Tacos altos. Federico Jeanmaire. Barcelona: Anagrama, 2016. 166 pages.
What is essential and fun in the following phrase? “I find the past difficult. And I also find the future difficult. I’m Chinese, I always defend myself. But my Spanish teacher gets angry with me and then gives me a bad grade on my test. Am I Chinese? I dunno. It doesn’t matter now.” The phrase foregrounds the fresh voice, made of purely of present tense, ironic although practical, of a young girl obviously worried about her identity, but charged with urgency. If what defines a work, and more specifically those written in first person, is its voice, Federico Jeanmaire achieves in his new novel Tacos altos, as previously in Vida interior [Inner Life, Emecé Prize 2009], and Más liviano que el aire [Lighter Than Air, Clarín Prize 2009], a successful and distinct voice that establishes in the tone of an adolescent confession what in truth ends up being a profound and in some way universal, tragedy.
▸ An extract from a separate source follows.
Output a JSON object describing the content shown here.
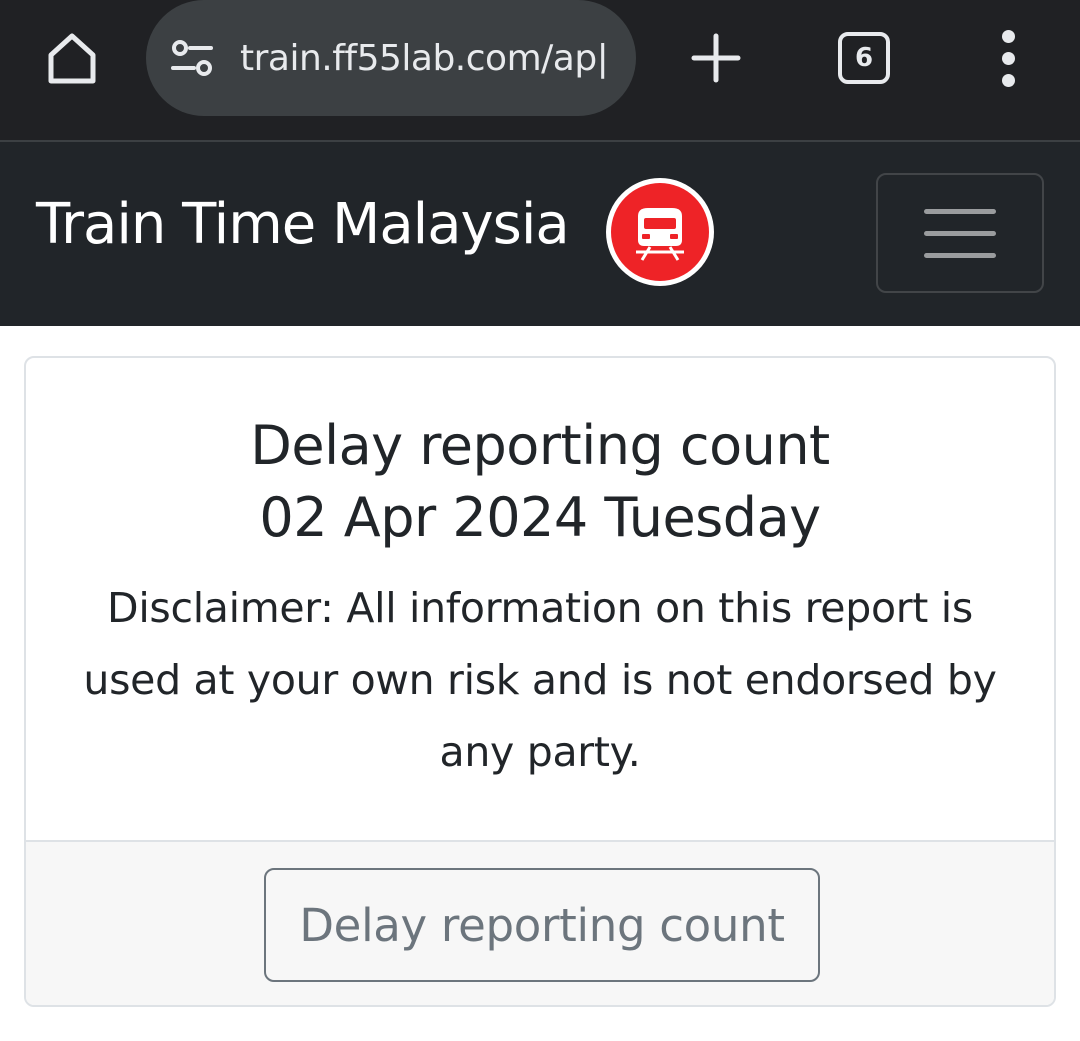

The character that speaks, or better, that writes this journal (or diary) to which Jeanmaire gives us access, is Su Nuam, a Chinese teenager who lived in Argentina for ten years, where her father owned a small supermarket, and who travels to Buenos Aires for a few months before her return to China. If the identity of Don Quixote- about which Jeanmaire is an acknowledged specialist- is the result of his obsession with reading numerous works on chivalry, then the identity of Su Nuam is developed through her obsession with writing in her notebook/diary. “I have the hope when I arrive at the supermarket and open the notebook, that if I write in detail what has happened since yesterday, I can, in some line, maybe by chance, understand it.” The journal, written in the Spanish of her childhood, in the language that preserves the secrets of her life in Argentina, keeps the hidden parts of her past and her identity on center stage. It is written in an unusual present tense that corresponds, in some way, to the structure of the Chinese language, but that also corresponds to the most profound question of the timelessness of what one really is. In line with the Aristotelian legacy of what is actuality is already potentiality, the present tense is an excellent way to reflect on the central theme of the work, the passage from potential to act, which in some way is timeless and that reflects this Borgesian instant of knowing what one is capable of. In the same manner that Borges, in his “Biography of Isidoro Tadeo Cruz,” says, “Any life, however long and complicated it may be, actually consists of a single moment — the moment when a man knows forever more who he is,” the journal of Su Nuam says, “I guess that there’s a moment in life that every man and every woman discovers who they are. They know it, suddenly. Facing a crucial moment or facing an insignificant event, it doesn’t matter.”
The diary of Su Nuam brings us, always in the present tense, from the Sarmentinean spaces of the plaza in Glew where her father’s supermarket was in Argentina, to the much more vivid plaza in her village in China, from the presence of water in her place in China to her conversations in front of the river in Buenos Aires with her grandfather that made the journey with her to Argentina (as told in the story), from the insecurity of a young girl in the face of the criticisms of her Spanish teacher to her determination to claim that “Things happen, ma’am. And these things that happen, change us forever.” In the present tense, Su Nuam writes or lives, it doesn’t matter, this moment of her life in which she discovers who she is, and what she is capable of, this moment in which “I put on high heels to feel more grown-up, and I call the shots about what I should do,” that illuminating moment by which “the order of the world returns to normal. Justice triumphs over injustice. The smoke finally, eagerly, reaches the heavens. I’m not happy with the situation, I don’t enjoy it. But, at least I can communicate with the great beyond the same as any other Chinese woman. I am at peace. I am me.”
I frankly enjoyed the freshness that Frederico Jeanmaire infuses in the original voice of Su Nuam, the fatalism of the theme so Argentinian and universally understood, with the supposed practicality of the Chinese when she concludes her diary content that it’s finally complete, knowing who she is and also why, “and I still have five hundred dollars in my pocket to buy myself a lovely pair of pretty high heels when my plane lands in London in a few hours” (166). As in the rest of the recent work of Federico Jeanmaire, the construction of a unique voice is what is permanently in play and Tacos altos is an excellent entry point to the world of this excellent contemporary Argentinian author.
University of Oklahoma
Translated by Emilee Romero